Game of Life in Scratch


Game of LifeA few days ago I asked for volunteers to read a book I was writing on programming, using Scratch, MIT’s visual, event-driven, programming environment.

I have not yet had any volunteers, though the flurry of online interest did get me to complete the first draft – so alpha testers still needed.

In the meantime, I have also published the version of Conway’s Game of Life the text is based around. It’s a slightly unusual implementation in that the surface of the game is, in effect, spherical in effect a torus – i.e. the edges are effectively a feature of the projection of the surface but left joins to right, top to bottom and so on.

Update: Been pointed out to me that this isn’t a sphere but a torus, and so I have updated the copy.

Writing a book…


…maybe, anyway.

Programming is being (re-)introduced in English primary schools as part of the reformulated National Curriculum and this is certainly A Good Thing.

One worry, though, is whether there are enough teachers with the basic skills in programming needed to teach. I am pretty certain there are not: hence the importance of volunteer schemes such as “Code Club”.
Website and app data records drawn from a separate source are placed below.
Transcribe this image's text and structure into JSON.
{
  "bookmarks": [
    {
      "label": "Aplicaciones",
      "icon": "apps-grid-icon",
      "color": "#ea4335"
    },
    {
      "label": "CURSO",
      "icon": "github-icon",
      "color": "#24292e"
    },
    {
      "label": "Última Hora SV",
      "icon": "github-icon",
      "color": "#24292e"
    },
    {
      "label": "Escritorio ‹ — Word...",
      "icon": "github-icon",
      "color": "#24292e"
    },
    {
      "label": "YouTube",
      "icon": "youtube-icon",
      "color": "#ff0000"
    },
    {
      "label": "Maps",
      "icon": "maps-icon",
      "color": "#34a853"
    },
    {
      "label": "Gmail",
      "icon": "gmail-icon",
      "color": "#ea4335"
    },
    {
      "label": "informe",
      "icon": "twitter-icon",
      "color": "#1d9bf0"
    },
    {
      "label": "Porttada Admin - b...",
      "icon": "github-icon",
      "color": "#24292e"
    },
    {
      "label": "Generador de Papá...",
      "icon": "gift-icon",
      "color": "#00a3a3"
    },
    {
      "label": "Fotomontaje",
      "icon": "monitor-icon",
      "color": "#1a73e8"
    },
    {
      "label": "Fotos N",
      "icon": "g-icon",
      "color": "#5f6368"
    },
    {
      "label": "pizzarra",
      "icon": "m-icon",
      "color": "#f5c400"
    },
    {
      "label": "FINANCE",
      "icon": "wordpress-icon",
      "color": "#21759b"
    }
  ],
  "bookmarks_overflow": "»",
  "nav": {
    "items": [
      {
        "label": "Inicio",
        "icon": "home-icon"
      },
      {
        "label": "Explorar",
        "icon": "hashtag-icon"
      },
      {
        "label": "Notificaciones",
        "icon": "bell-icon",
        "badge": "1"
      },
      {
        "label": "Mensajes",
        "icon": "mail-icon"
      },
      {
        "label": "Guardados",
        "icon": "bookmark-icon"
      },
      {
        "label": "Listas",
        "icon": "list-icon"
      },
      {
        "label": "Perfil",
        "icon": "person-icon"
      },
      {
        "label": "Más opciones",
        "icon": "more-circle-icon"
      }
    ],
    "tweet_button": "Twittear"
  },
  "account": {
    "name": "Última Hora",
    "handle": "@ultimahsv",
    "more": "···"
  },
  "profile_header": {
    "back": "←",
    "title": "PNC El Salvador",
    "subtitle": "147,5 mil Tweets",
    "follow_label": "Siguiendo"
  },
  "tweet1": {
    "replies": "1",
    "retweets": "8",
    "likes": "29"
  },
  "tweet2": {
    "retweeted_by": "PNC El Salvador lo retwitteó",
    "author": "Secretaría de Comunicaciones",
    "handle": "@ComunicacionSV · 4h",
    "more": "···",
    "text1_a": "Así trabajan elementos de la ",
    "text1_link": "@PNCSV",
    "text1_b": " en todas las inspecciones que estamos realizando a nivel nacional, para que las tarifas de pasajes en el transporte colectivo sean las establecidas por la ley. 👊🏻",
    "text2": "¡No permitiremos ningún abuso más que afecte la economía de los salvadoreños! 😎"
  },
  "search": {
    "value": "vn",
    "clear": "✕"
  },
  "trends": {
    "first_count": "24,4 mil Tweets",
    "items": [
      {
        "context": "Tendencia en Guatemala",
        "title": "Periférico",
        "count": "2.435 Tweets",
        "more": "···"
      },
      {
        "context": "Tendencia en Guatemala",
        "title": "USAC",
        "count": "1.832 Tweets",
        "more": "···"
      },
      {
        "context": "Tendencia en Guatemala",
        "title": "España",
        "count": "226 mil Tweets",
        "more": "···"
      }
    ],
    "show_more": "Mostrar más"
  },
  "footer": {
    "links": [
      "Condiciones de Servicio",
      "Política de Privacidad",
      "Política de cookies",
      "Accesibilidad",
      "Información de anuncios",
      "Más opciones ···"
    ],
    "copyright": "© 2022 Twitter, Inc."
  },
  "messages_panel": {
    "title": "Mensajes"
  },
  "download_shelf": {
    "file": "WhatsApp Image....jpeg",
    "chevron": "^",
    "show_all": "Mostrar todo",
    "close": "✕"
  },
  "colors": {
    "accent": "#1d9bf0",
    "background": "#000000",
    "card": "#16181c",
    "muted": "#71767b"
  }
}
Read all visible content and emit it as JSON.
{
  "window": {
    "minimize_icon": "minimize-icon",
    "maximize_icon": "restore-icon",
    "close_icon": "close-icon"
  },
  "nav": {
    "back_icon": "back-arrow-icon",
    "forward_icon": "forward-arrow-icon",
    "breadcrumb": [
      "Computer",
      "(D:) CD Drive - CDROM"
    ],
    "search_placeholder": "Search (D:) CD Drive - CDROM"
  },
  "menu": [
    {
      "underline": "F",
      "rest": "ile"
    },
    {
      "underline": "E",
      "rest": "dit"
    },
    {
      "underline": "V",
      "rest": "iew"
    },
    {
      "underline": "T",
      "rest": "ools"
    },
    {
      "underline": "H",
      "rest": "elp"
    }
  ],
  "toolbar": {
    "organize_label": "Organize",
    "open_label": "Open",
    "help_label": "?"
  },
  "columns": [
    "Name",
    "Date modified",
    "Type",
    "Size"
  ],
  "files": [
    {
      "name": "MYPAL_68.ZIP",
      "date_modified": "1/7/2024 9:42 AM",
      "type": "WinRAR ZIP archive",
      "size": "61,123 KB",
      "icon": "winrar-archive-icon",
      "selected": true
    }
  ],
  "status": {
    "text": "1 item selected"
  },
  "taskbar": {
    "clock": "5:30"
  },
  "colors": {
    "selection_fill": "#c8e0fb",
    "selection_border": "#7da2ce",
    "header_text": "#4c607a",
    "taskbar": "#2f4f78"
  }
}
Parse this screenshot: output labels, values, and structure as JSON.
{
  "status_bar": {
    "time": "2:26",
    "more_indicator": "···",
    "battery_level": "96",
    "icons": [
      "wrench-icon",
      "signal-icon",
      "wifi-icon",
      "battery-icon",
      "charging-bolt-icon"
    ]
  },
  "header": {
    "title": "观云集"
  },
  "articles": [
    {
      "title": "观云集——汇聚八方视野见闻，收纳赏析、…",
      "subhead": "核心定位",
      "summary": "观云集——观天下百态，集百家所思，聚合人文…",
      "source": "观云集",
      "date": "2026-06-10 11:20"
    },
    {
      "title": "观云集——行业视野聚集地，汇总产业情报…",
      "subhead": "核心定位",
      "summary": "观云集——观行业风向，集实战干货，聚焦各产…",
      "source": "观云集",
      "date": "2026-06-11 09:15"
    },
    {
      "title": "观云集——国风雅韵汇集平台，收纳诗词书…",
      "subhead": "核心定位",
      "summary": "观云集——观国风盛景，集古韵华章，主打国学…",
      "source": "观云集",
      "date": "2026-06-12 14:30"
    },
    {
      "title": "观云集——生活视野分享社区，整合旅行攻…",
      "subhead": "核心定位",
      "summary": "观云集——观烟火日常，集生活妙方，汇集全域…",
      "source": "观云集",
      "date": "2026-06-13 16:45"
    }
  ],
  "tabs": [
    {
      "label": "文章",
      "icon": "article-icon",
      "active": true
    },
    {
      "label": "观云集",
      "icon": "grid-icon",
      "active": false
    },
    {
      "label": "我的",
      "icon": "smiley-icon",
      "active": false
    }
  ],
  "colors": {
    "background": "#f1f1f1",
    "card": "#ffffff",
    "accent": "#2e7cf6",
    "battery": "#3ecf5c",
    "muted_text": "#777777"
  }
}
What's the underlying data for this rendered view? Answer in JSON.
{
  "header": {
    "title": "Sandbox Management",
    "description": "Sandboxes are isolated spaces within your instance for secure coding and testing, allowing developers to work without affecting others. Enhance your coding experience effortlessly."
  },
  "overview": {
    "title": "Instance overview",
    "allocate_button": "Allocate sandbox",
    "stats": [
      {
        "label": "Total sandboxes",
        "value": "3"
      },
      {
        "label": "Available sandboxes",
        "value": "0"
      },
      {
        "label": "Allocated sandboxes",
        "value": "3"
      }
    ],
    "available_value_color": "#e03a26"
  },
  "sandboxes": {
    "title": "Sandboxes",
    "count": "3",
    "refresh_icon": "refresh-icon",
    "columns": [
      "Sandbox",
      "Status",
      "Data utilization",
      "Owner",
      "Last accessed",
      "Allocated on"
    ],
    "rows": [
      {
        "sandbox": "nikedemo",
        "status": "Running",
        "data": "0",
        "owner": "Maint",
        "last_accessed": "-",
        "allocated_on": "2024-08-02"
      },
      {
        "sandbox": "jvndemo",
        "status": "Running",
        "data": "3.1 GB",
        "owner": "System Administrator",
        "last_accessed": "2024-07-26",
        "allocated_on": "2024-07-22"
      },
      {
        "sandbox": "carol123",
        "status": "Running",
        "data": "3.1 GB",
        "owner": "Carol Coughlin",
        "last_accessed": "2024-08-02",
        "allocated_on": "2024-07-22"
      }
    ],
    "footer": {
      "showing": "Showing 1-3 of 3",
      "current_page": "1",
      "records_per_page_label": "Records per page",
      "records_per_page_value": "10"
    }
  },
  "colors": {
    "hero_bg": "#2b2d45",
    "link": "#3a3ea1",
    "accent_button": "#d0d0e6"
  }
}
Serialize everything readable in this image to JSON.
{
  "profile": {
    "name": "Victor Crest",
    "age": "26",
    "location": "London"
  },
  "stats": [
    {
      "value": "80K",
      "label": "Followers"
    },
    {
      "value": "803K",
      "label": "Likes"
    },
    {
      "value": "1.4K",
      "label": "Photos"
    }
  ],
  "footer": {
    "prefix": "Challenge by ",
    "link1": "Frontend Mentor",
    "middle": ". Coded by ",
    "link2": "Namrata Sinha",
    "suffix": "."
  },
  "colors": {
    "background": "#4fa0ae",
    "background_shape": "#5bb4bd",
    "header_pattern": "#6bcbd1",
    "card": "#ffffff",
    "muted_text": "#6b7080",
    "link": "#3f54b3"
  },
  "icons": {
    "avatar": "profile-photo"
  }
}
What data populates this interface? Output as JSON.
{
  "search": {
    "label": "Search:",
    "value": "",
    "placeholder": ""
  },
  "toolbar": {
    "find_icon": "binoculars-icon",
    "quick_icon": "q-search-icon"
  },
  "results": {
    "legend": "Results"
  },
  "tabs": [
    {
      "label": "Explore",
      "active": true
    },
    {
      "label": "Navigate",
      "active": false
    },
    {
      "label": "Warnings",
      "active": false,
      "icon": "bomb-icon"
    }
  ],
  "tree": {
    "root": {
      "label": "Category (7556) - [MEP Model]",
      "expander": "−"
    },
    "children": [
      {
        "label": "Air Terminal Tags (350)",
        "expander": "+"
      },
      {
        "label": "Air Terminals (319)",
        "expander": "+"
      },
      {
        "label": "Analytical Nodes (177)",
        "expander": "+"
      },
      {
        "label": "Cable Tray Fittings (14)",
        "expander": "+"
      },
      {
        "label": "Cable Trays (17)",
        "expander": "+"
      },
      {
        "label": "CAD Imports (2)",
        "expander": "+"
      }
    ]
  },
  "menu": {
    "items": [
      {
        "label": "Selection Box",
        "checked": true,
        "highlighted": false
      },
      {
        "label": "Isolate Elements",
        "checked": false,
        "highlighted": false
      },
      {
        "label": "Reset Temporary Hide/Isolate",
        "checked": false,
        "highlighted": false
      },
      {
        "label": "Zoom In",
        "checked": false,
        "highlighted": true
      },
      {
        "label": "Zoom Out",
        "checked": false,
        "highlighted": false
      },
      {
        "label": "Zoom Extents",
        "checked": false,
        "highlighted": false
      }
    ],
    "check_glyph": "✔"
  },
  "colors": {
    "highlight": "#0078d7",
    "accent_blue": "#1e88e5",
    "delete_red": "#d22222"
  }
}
I think there is scope for a text that gives teachers some familiarity with key programming concepts, using MIT’s Scratch language/environment and so I am making a stab at writing such a text for electronic distribution.

Let’s see how far I get.

The Art of Scratch, Code Club and the ICT curriculum


Scratch Project

Regular readers will know I have something of a small obsession with Conway’s Game of Life – the classic “game for no players” based on cellular automata, and so, naturally enough, when I decided that I really had to write my own Scratch program from, err, scratch to sharpen up my skills for teaching children via Code Club, that is what I chose to write – the (not very sophisticated) results can be seen above.

My first conclusion is that Scratch is a truly awful tool for most programming tasks. I know it is not meant to be a general programming tool, but I quickly discovered that it is hobbled even when it comes to doing those things that one assumes, at first glance, it is set up to do – like drawing on the screen. Scratch actually has very, very limited functionality/expressive power when it comes to drawing graphics – being only able to handle pre-provided sprites (as first class objects) and using a pen which marks out one pixel at a time – thus one cannot (at least easily) find a way to draw anything beyond dots and lines on the screen in response to events.

If you run the above program using the Flash player provided by the Scratch site you will probably see one of the big downsides of that as outlines of the old crosses are left on the screen (the Java player does not have this problem but it is very slow in comparison).

From a teaching point of view I also find Scratch’s message-based system less helpful than an imperative GOSUB like approach: the children I work with, after many weeks, are still struggling with the idea that messages should drive actions (probably we should blame their instructor!) – I know this event-based style is more common in the real world, but I think teaching the idea of problem decomposition via subroutines or functions is probably more important educationally.

Yesterday I went to the first London Hackntalk and gave an impromptu (and so unprepared) and brief talk on my thoughts about teaching children to program – my experience with Code Club makes me rather less starry-eyed about mass programming education. There were a few responses from the audience which suggested I had not really got my point – that we would struggle to fully replace an ICT curriculum based on usage skills with one based on programming – as the audience continually suggested ways to get motivated and engaged kids into programming (rather than make it a mass participation thing), but one point that was made by a member of the audience was very acute – given what our children see computers do in games that cost many millions to develop, how realistic is it to expect all or many of them to put lots of effort into toy programs that chug out the sort of graphics you can see above? I think that is a really difficult issue we have to consider when overhauling the curriculum and I am not sure the enthusiasts of radical change (of which I was and still am one) have thought it through fully.

(I did also encourage them to be Code Club instructors and was a bit disappointed to see that I appeared to be the only one – we urgently need to teach more programming and so these problems of the early days of the overhaul should not obscure the need for change.)

Scratch: why, oh why, oh why?


I decided I wanted to write “Conway’s Game of Life” in Scratch (I am sure somebody else will have done this, but that’s not the point).

What a nightmare. Enough to make me rethink my views on Scratch’s usefulness as a teaching tool.

More to follow when I have actually finished it – tomorrow evening I hope.